...or you could simply take one of the thousand free open source ssh / ftp / http servers out of sourceforge, and remove a buffer check in a pre-auth command. Modifying just a few lines of code may lead to BoF as well. It's a nice exercise if you want to practice.

My Point is, make it, we cant wait for 3rd party exploits to come out. And there are situations that is better make our own exploits than adapt code form others.

OTW, loving this series. Thank you for all the time you put into these.

It's probably worth mentioning for the benefit of other commenters here that your results won't necessarily be the same as the test run presented here. In my test run, I actually saw that my system (Windows 10 x64) allocated the space for systemcommand at a location in front of the space allocated for the place variable. In this case, the 3rd call to printf shows that the difference between place and systemcommand is a negative number, making it impossible to overflow place into systemcommand. If you run it a few times, you will eventually find an ideal situation to demonstrate the overflow.

To respond to NOPES about the 24 bytes of space, as I noticed when I ran the program, Windows systems obviously do not allocate memory sequentially on the stack. It could also have something to do with the compiler used. I used a MinGW distribution of the g++ compiler, just because that's what my IDE is set up to use. When it comes to memory allocation, you can expect different results on different platforms.

Correcting myself here... In OTW's example, we're not dealing with the stack. In C, malloc allocates memory on the heap, which is never guaranteed to be sequential. Memory allocated on the stack I believe is always sequential.

Why do we have to manually allocate the space for the variables ? When I let the Os handle the memory allocation, the addresses are WAAYYYYYYY too far apart.

Also, you haven't freed the variables. Is it okay ?

Hey, so, i know its quite nice to actually know the amount of bytes an variable occupy in the system for this kind of stuff, but i found pretty dumb to actually have to count and type an X number of characters so i made a little improvment on the code for anyone who wants.


void main() {

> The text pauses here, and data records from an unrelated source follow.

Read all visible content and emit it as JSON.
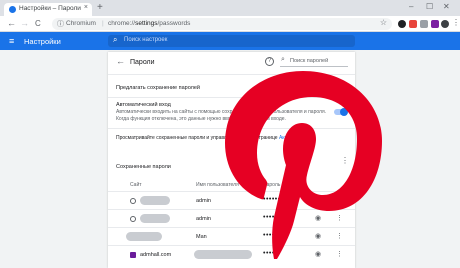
{
  "browser": {
    "tab_title": "Настройки – Пароли",
    "tab_close": "×",
    "new_tab": "+",
    "win_min": "–",
    "win_max": "☐",
    "win_close": "✕",
    "back": "←",
    "forward": "→",
    "reload": "C",
    "info": "ⓘ",
    "host": "Chromium",
    "url_prefix": "chrome://",
    "url_bold": "settings",
    "url_suffix": "/passwords",
    "star": "☆",
    "menu": "⋮"
  },
  "header": {
    "menu": "≡",
    "title": "Настройки",
    "search_icon": "⌕",
    "search_placeholder": "Поиск настроек"
  },
  "passwords_page": {
    "back": "←",
    "title": "Пароли",
    "help": "?",
    "search_icon": "⌕",
    "search_placeholder": "Поиск паролей",
    "offer_save_label": "Предлагать сохранение паролей",
    "auto_signin_label": "Автоматический вход",
    "auto_signin_sub1": "Автоматически входить на сайты с помощью сохраненного имени пользователя и пароля.",
    "auto_signin_sub2": "Когда функция отключена, это данные нужно вводить при каждом входе.",
    "manage_text": "Просматривайте сохраненные пароли и управляйте ими на странице",
    "manage_link": "Аккаунт Google",
    "saved_title": "Сохраненные пароли",
    "col_site": "Сайт",
    "col_user": "Имя пользователя",
    "col_password": "Пароль",
    "kebab": "⋮",
    "eye": "◉",
    "rows": [
      {
        "site": "",
        "user": "admin",
        "password": "••••••"
      },
      {
        "site": "",
        "user": "admin",
        "password": "••••••"
      },
      {
        "site": "",
        "user": "Man",
        "password": "••••••"
      },
      {
        "site": "admhall.com",
        "user": "",
        "password": "••••••"
      }
    ]
  },
  "colors": {
    "accent": "#1a73e8",
    "pin_red": "#e60023"
  },
  "icons": [
    "red-pin-logo"
  ]
}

char *place;
char *systemcommand;
char *command;

place = (char *)malloc(10);
systemcommand = (char *)malloc(128);
command = (char *)malloc(128);

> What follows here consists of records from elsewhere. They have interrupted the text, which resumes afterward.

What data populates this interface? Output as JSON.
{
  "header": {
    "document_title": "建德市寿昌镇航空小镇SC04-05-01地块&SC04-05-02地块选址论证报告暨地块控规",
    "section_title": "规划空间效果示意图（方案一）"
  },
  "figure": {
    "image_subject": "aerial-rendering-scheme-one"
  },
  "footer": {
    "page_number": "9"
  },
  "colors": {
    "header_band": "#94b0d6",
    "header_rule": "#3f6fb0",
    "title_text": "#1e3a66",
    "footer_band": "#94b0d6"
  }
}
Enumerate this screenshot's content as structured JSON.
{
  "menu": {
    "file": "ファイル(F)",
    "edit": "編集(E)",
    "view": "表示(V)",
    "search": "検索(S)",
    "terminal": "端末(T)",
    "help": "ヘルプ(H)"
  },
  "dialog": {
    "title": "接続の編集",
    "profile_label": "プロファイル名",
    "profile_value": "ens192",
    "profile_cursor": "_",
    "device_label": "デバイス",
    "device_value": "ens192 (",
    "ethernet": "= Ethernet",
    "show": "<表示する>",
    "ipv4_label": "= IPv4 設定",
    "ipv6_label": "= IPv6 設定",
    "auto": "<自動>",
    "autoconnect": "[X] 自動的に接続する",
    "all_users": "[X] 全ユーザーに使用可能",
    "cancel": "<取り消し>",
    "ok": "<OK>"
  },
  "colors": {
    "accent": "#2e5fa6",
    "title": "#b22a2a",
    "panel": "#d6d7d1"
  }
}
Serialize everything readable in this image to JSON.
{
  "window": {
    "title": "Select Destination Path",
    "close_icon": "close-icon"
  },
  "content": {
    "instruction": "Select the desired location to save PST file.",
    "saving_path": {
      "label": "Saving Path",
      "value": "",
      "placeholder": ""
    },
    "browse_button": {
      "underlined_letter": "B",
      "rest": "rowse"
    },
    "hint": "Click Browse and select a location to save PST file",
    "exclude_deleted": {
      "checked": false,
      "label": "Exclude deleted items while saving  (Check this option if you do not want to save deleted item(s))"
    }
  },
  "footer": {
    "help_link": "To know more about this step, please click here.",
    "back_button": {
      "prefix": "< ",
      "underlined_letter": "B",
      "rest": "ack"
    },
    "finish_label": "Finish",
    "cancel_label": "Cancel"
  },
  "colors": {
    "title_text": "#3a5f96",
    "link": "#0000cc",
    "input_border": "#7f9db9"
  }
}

printf("Memory address of place is: %d\n", place);
printf("Memory address of systemcommand is: %d\n", systemcommand);
printf("The space in memory between place and systemcommand is: %d\n", systemcommand-place);
int space = systemcommand-place;
printf("Type the command: ");

for (int i = 0; i < space; i++) {

place[i] = ' ';


for (int i = 0; i < strlen(command); i++) {

place[i + space] = command[i];


printf("Place: %s\n", place);



While easier, I think the intent was to show how bad data can trigger it with no internal programming to support it.

bro can you make an ios kernel exploitation not like quwerty just the first steps of it

Share Your Thoughts

  • Hot
  • Latest